The ACT is raising the age to 14, but not until 2015.
Following a long campaign by activists and organisations including Amnesty, the ACT has tabled legislation to raise the age from 10 to 12 years old, and eventually raise the age to 14 in July 2025.
However, children accused of ‘series offences’ will continue to be subject to police investigation including strip-searches, being dragged through courts, and locked in prisons.
A step in the right direction but still not enough
By keeping the age of criminal responsibility as low as 12 until July 2025, Chief Minister Andrew Barr and Attorney General Shane Rattenbury have failed some of the ACT’s most marginalised children.
When a child exhibits problematic and harmful behaviour, it’s because they’ve been let down and need our help.
There is abundant evidence that locking up children causes ongoing harm for them and their families, and the whole community. The ACT Government is well aware of this evidence.
We know, as do the health, legal, advocacy, and community experts that exposing a child to police, prisons and the criminal system leaves them with irreparable trauma. Governments should be investing the millions they spend on locking kids up into community-driven programs that actually work.Kacey Teerman, Amneesty Indigenous Rights Campaigner
Amnesty’s work to raise the age
Since 2018, Amnesty has campaigned to raise the age of criminal responsibility in Australia to at least 14 years old.
In August 2022, alongside our coalition partners in Change the Record, Amnesty handed over close to 210,000 signatures from everyday Australians to Attorney General Mark Dreyfus and Minister for Indigenous Australians Linda Burney, calling on the Federal Government to line up with the rest of the human rights-respecting world – as mandated under the Children’s Convention – and raise the age to 14 now.
Raising the age of criminal responsibility is just one part of a much bigger solution – justice reinvestment is another.
Now that we have a new federal government, there is a strong role for them to play in this by properly funding diversion programs and showing leadership for the states and territories.
Politicians have the power to change the laws to keep children safe from prison and instead invest in solutions that work.
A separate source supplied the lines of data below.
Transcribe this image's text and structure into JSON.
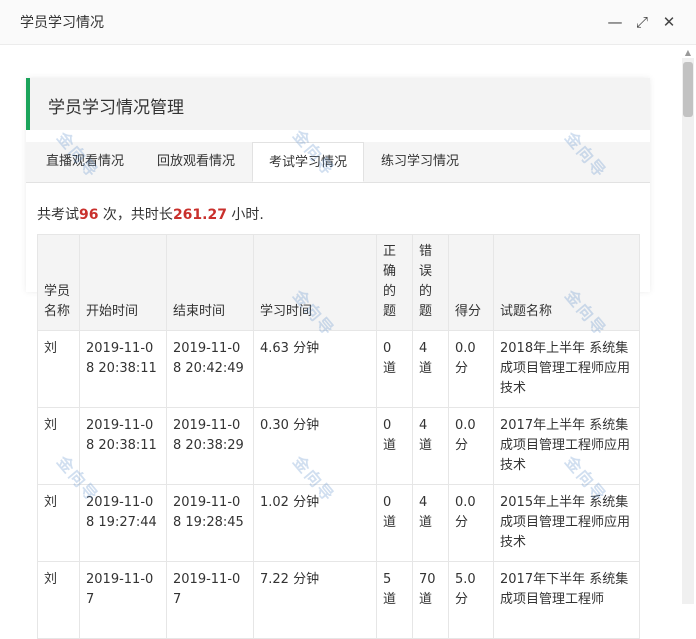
{
  "window": {
    "title": "学员学习情况",
    "minimize_glyph": "—",
    "maximize_glyph": "⤢",
    "close_glyph": "✕"
  },
  "section": {
    "title": "学员学习情况管理"
  },
  "tabs": [
    {
      "label": "直播观看情况",
      "active": false
    },
    {
      "label": "回放观看情况",
      "active": false
    },
    {
      "label": "考试学习情况",
      "active": true
    },
    {
      "label": "练习学习情况",
      "active": false
    }
  ],
  "summary": {
    "prefix": "共考试",
    "exam_count": "96",
    "middle": " 次，共时长",
    "total_hours": "261.27",
    "suffix": " 小时."
  },
  "table": {
    "headers": [
      "学员名称",
      "开始时间",
      "结束时间",
      "学习时间",
      "正确的题",
      "错误的题",
      "得分",
      "试题名称"
    ],
    "rows": [
      [
        "刘",
        "2019-11-08 20:38:11",
        "2019-11-08 20:42:49",
        "4.63  分钟",
        "0 道",
        "4 道",
        "0.0 分",
        "2018年上半年 系统集成项目管理工程师应用技术"
      ],
      [
        "刘",
        "2019-11-08 20:38:11",
        "2019-11-08 20:38:29",
        "0.30  分钟",
        "0 道",
        "4 道",
        "0.0 分",
        "2017年上半年 系统集成项目管理工程师应用技术"
      ],
      [
        "刘",
        "2019-11-08 19:27:44",
        "2019-11-08 19:28:45",
        "1.02  分钟",
        "0 道",
        "4 道",
        "0.0 分",
        "2015年上半年 系统集成项目管理工程师应用技术"
      ],
      [
        "刘",
        "2019-11-07",
        "2019-11-07",
        "7.22  分钟",
        "5 道",
        "70 道",
        "5.0 分",
        "2017年下半年 系统集成项目管理工程师"
      ]
    ]
  },
  "watermark": "金向导",
  "colors": {
    "accent_green": "#1aa35a",
    "highlight_red": "#c9302c"
  }
}
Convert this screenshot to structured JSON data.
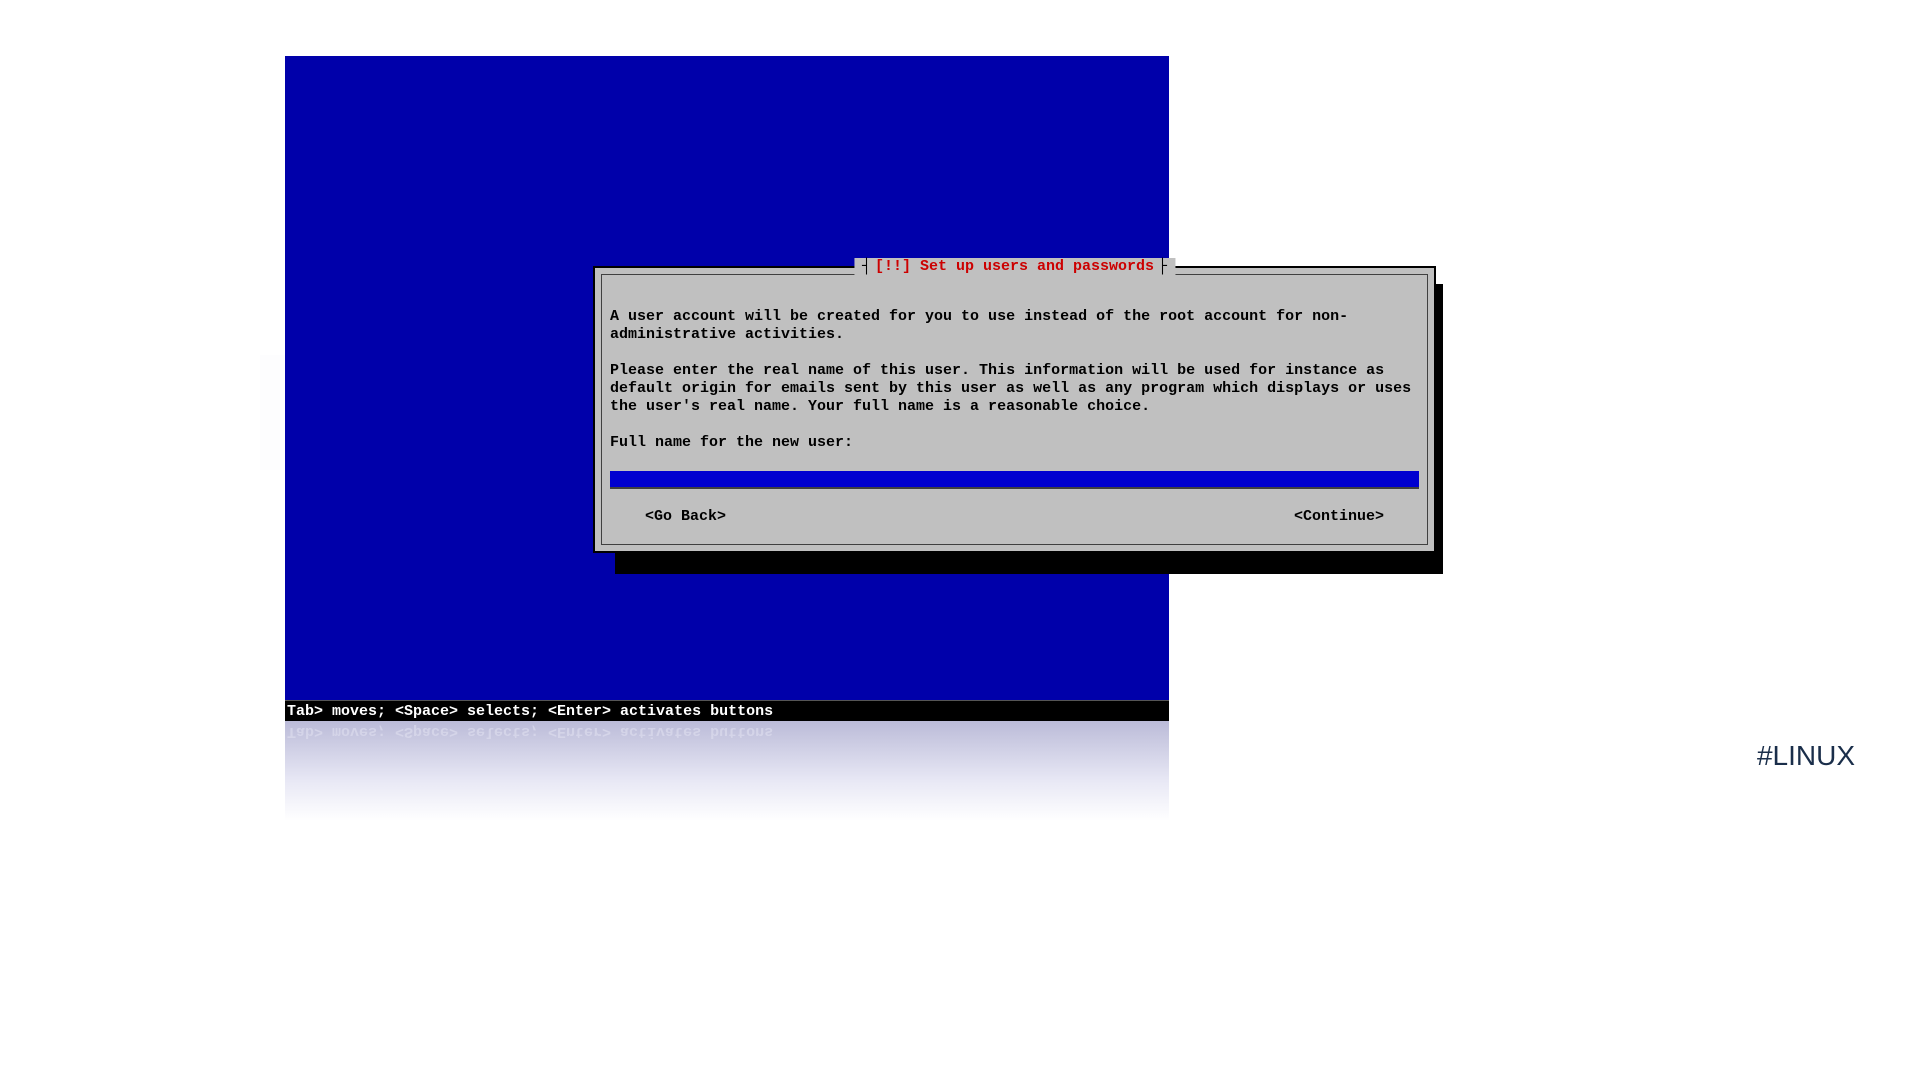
{
  "dialog": {
    "title": "[!!] Set up users and passwords",
    "paragraph1": "A user account will be created for you to use instead of the root account for non-administrative activities.",
    "paragraph2": "Please enter the real name of this user. This information will be used for instance as default origin for emails sent by this user as well as any program which displays or uses the user's real name. Your full name is a reasonable choice.",
    "prompt_label": "Full name for the new user:",
    "input_value": "",
    "go_back_label": "<Go Back>",
    "continue_label": "<Continue>"
  },
  "help_bar": "Tab> moves; <Space> selects; <Enter> activates buttons",
  "hashtag": "#LINUX"
}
Together, we can apply pressure on those who have the power to make change. We can challenge racism within the justice system so that our youth can have a brighter future.
As part of Amnesty’s 2025 Vision, we are committed to working with First Nations communities, partners and allies to secure justice and end the overrepresentation of young people in prisons within a generation. Learn more about our Indigenous Rights work.